*EXERCISE PROMPT*
Give back every record exactly.
###
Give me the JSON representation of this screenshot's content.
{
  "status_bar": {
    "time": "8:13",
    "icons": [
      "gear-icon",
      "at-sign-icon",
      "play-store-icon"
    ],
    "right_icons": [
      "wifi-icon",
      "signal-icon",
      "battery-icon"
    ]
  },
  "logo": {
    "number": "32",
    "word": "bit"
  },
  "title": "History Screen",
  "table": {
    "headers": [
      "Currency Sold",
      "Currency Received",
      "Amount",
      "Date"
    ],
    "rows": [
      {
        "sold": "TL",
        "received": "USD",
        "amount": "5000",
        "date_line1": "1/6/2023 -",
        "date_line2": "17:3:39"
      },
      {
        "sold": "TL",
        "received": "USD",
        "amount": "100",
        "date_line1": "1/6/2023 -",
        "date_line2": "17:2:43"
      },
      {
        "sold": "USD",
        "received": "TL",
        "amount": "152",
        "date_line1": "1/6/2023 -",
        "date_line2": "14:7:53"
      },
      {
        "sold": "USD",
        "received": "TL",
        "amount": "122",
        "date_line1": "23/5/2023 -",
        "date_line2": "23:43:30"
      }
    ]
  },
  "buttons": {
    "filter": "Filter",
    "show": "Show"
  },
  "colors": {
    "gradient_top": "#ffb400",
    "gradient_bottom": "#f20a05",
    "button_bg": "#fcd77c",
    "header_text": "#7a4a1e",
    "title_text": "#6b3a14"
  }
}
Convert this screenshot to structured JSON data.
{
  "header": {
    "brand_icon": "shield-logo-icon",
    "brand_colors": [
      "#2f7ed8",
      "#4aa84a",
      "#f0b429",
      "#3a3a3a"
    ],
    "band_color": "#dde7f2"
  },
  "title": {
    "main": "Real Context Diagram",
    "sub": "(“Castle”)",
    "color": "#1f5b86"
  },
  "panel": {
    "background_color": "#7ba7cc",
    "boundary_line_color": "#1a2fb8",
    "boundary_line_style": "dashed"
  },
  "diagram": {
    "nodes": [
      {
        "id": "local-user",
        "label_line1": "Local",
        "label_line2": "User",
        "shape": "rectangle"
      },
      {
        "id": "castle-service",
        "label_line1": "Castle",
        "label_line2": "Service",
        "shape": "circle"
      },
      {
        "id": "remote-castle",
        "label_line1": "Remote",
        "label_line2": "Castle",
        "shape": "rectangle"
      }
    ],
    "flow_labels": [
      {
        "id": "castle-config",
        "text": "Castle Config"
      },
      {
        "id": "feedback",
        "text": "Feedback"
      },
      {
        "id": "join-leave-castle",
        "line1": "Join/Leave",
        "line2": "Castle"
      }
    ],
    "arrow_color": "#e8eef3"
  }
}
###
*OUTPUT BELOW*
Give me the JSON representation of this screenshot's content.
{
  "status_bar": {
    "time": "8:13",
    "icons": [
      "gear-icon",
      "at-sign-icon",
      "play-store-icon"
    ],
    "right_icons": [
      "wifi-icon",
      "signal-icon",
      "battery-icon"
    ]
  },
  "logo": {
    "number": "32",
    "word": "bit"
  },
  "title": "History Screen",
  "table": {
    "headers": [
      "Currency Sold",
      "Currency Received",
      "Amount",
      "Date"
    ],
    "rows": [
      {
        "sold": "TL",
        "received": "USD",
        "amount": "5000",
        "date_line1": "1/6/2023 -",
        "date_line2": "17:3:39"
      },
      {
        "sold": "TL",
        "received": "USD",
        "amount": "100",
        "date_line1": "1/6/2023 -",
        "date_line2": "17:2:43"
      },
      {
        "sold": "USD",
        "received": "TL",
        "amount": "152",
        "date_line1": "1/6/2023 -",
        "date_line2": "14:7:53"
      },
      {
        "sold": "USD",
        "received": "TL",
        "amount": "122",
        "date_line1": "23/5/2023 -",
        "date_line2": "23:43:30"
      }
    ]
  },
  "buttons": {
    "filter": "Filter",
    "show": "Show"
  },
  "colors": {
    "gradient_top": "#ffb400",
    "gradient_bottom": "#f20a05",
    "button_bg": "#fcd77c",
    "header_text": "#7a4a1e",
    "title_text": "#6b3a14"
  }
}
Convert this screenshot to structured JSON data.
{
  "header": {
    "brand_icon": "shield-logo-icon",
    "brand_colors": [
      "#2f7ed8",
      "#4aa84a",
      "#f0b429",
      "#3a3a3a"
    ],
    "band_color": "#dde7f2"
  },
  "title": {
    "main": "Real Context Diagram",
    "sub": "(“Castle”)",
    "color": "#1f5b86"
  },
  "panel": {
    "background_color": "#7ba7cc",
    "boundary_line_color": "#1a2fb8",
    "boundary_line_style": "dashed"
  },
  "diagram": {
    "nodes": [
      {
        "id": "local-user",
        "label_line1": "Local",
        "label_line2": "User",
        "shape": "rectangle"
      },
      {
        "id": "castle-service",
        "label_line1": "Castle",
        "label_line2": "Service",
        "shape": "circle"
      },
      {
        "id": "remote-castle",
        "label_line1": "Remote",
        "label_line2": "Castle",
        "shape": "rectangle"
      }
    ],
    "flow_labels": [
      {
        "id": "castle-config",
        "text": "Castle Config"
      },
      {
        "id": "feedback",
        "text": "Feedback"
      },
      {
        "id": "join-leave-castle",
        "line1": "Join/Leave",
        "line2": "Castle"
      }
    ],
    "arrow_color": "#e8eef3"
  }
}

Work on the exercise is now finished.